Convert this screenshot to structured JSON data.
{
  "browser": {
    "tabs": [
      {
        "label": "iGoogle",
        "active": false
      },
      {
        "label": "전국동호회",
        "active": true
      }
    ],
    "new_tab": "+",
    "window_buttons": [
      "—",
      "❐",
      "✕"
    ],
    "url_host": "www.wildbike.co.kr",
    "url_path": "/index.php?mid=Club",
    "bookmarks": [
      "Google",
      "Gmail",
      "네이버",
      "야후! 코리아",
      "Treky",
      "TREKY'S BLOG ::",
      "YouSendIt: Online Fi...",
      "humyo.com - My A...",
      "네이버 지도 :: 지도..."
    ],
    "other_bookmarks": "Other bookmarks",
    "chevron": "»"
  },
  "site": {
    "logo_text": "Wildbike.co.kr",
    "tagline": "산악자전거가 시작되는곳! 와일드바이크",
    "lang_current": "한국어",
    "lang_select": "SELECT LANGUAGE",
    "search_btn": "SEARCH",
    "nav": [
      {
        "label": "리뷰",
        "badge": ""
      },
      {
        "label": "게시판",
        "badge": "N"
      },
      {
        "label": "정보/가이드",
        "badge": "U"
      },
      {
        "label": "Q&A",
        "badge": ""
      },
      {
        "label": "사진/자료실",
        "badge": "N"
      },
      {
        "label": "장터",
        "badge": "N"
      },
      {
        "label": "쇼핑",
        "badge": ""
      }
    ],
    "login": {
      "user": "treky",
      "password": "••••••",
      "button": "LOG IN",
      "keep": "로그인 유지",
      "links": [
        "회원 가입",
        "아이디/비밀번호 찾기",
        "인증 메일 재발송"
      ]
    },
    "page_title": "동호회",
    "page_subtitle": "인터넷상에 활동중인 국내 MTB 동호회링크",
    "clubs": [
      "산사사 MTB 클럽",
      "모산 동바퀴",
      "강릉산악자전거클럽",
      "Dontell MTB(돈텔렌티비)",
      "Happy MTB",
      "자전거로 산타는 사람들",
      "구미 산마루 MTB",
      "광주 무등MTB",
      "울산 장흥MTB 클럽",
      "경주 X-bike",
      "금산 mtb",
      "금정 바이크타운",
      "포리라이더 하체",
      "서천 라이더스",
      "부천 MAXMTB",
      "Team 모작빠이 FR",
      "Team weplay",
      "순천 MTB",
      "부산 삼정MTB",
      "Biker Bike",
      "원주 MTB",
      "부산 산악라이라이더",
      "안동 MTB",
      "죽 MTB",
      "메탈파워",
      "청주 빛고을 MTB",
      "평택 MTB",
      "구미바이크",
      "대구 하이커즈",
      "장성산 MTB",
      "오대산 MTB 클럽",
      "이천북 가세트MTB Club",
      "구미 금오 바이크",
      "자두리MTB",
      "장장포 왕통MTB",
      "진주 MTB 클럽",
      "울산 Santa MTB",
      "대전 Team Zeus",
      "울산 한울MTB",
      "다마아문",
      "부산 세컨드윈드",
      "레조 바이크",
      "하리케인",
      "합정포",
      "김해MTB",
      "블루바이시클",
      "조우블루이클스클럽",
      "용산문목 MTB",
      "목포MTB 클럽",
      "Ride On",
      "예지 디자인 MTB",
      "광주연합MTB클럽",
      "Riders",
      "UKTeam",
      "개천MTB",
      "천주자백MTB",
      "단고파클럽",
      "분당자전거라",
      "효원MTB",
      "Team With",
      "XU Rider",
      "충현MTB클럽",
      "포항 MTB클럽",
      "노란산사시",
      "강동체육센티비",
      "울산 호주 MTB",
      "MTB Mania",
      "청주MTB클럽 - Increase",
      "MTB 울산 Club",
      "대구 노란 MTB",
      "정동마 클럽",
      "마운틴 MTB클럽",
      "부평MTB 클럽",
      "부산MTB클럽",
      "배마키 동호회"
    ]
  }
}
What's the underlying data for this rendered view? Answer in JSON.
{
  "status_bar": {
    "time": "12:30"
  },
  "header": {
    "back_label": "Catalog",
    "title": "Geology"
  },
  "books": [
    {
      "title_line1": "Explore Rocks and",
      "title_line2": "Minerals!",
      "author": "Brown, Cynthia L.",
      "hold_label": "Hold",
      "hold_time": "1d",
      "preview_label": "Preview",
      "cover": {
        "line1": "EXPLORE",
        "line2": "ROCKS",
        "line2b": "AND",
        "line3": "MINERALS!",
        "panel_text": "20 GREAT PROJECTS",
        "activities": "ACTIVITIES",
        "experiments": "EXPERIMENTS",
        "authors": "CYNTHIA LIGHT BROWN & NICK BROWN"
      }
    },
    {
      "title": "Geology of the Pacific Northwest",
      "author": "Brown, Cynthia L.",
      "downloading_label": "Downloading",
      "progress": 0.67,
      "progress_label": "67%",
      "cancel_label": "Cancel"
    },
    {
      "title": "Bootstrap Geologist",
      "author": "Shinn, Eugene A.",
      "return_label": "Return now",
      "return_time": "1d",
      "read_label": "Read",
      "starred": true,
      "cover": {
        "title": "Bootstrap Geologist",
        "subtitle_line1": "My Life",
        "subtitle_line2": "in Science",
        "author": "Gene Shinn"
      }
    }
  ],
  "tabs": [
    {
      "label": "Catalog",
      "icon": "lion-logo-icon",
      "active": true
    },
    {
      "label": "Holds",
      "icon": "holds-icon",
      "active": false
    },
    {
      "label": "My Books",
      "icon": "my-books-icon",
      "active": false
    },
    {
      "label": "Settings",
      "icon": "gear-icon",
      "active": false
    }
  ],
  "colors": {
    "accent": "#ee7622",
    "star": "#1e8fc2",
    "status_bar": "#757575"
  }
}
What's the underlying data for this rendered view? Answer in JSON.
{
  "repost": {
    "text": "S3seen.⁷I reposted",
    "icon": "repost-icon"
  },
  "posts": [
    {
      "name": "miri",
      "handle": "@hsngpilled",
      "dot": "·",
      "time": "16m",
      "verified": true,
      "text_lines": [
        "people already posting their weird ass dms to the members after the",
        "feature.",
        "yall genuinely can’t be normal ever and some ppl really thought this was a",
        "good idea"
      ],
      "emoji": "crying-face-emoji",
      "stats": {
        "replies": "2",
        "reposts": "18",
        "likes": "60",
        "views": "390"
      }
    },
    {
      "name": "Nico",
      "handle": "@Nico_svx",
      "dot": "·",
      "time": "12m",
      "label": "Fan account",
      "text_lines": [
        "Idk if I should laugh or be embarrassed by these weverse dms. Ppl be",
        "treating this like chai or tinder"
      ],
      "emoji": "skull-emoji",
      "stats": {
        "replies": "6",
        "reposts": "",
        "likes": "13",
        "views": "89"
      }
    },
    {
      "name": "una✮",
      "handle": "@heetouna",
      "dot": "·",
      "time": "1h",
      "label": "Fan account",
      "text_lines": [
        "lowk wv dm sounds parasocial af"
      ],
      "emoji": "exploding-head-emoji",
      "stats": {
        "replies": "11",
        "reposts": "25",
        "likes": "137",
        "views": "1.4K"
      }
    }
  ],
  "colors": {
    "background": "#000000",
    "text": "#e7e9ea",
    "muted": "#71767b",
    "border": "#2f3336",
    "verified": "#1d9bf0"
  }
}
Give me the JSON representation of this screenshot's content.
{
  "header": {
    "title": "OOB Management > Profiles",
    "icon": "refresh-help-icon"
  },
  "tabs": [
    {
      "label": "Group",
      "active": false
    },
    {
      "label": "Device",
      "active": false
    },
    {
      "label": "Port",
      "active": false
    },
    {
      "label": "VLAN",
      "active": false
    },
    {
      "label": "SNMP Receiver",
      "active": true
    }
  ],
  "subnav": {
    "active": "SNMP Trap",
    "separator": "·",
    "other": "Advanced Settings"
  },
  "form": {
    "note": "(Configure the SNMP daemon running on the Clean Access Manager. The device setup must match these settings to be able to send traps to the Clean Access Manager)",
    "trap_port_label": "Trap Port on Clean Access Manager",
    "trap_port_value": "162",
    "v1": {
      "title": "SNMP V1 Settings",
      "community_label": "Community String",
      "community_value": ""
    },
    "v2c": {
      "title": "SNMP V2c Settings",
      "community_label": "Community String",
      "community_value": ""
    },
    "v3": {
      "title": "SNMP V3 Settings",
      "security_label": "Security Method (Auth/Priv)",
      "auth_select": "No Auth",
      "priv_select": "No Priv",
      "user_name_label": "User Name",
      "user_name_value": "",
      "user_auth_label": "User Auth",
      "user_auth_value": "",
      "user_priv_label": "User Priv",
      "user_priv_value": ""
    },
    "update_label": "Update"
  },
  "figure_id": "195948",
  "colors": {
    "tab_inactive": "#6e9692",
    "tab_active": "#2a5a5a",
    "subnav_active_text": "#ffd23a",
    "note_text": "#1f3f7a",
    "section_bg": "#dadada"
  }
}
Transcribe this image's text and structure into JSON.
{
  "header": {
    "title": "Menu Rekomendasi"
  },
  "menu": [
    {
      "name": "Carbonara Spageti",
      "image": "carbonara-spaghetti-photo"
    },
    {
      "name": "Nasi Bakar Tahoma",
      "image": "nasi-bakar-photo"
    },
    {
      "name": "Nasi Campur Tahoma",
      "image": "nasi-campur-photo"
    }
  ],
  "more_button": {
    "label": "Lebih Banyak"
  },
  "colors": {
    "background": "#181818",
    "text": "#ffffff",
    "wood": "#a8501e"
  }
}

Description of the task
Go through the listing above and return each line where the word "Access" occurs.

Answer section
    "note": "(Configure the SNMP daemon running on the Clean Access Manager. The device setup must match these settings to be able to send traps to the Clean Access Manager)",
    "trap_port_label": "Trap Port on Clean Access Manager",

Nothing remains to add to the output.